2. It’s a sanity check.
The Group as Dramaturg
When you work on something new for a long time, there comes a point where you can’t tell whether it makes sense to someone who has never heard it. Your group will let you know when your OSP is confusing or inconsistent.

3. They provide an outside eye.
The Group as Director
Even if you’re pretty analytical and tough on yourself, you still can’t possibly know what your performance looks and sounds like from the outside. Having a group of people to perform for regularly basically provides you with a bunch of directors telling you when you can’t be heard properly or when your acting’s rubbish. Nicely, of course. They should tell you nicely when your acting is rubbish.

4. It keeps you accountable.
The Group as Production Manager
There’s nothing like having regular group meetings to make sure you actually get stuff done.
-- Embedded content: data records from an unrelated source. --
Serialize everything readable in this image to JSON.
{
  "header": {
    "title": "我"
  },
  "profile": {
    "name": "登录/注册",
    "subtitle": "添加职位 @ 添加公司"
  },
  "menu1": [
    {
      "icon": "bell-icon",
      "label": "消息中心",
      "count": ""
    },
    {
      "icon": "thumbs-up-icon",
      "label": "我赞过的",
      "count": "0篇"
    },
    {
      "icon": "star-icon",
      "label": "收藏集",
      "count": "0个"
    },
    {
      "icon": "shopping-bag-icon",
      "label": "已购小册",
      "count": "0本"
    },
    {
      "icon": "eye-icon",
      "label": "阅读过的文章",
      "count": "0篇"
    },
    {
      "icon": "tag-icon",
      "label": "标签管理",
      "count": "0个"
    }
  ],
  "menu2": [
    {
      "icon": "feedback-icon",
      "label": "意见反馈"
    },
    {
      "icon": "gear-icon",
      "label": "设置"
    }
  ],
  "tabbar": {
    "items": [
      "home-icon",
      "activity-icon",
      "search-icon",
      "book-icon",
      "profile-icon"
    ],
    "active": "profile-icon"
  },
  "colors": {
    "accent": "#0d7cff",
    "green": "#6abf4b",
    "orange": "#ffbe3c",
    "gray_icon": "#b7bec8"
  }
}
If you tend to avoid working on your solo, eventually your group will notice that you haven’t done any work for several weeks and (hopefully) give you a kick in the pants. 

5. It will also stop you going stir-crazy.
The Group as Company
Working alone is hard. Especially when you’re tired and you’ve run out of ideas and you can’t be bothered rehearsing any more. Working in a group gives you a break from yourself when you need it the most.

6. It’s fun.
The Group as Support Mechanism
Your group is your lifeline. They keep you sane, and they also make the process fun. I very much doubt you’re going to have so much fun brainstorming, improvising and rehearsing alone in your room! Working on something together can help you develop amazing bonds with your friends. It will be something you look back on fondly, even if it was stressful and difficult at times.  

You can see that your group plays multiple roles: creator, dramaturg, director, production manager, company and support mechanism. These are all really important roles and in the ‘real world’ (theatre industry), you need all those roles filled. In fact, it’s rare these days for anyone to create a solo alone – even professional actors would have a group of people to work with when creating a new solo work. If professionals don’t even work solo on a solo, why should you?

Of course, working in a group has its drawbacks as well: it can be time consuming and there will always be disagreements. If you’re going to do this, it’s essential that you do a little planning and discussion about how your group is going to work. I have written some guidelines about how you can do this in THESE POSTS. Seriously, please look at these. Working in a group is amazing, but it will be a heck of a lot of stress if you don’t plan how you’re going to work together. Please, please trust me on this and read the posts.

Now go ahead, create your Dream Team! 

Sarah Guillot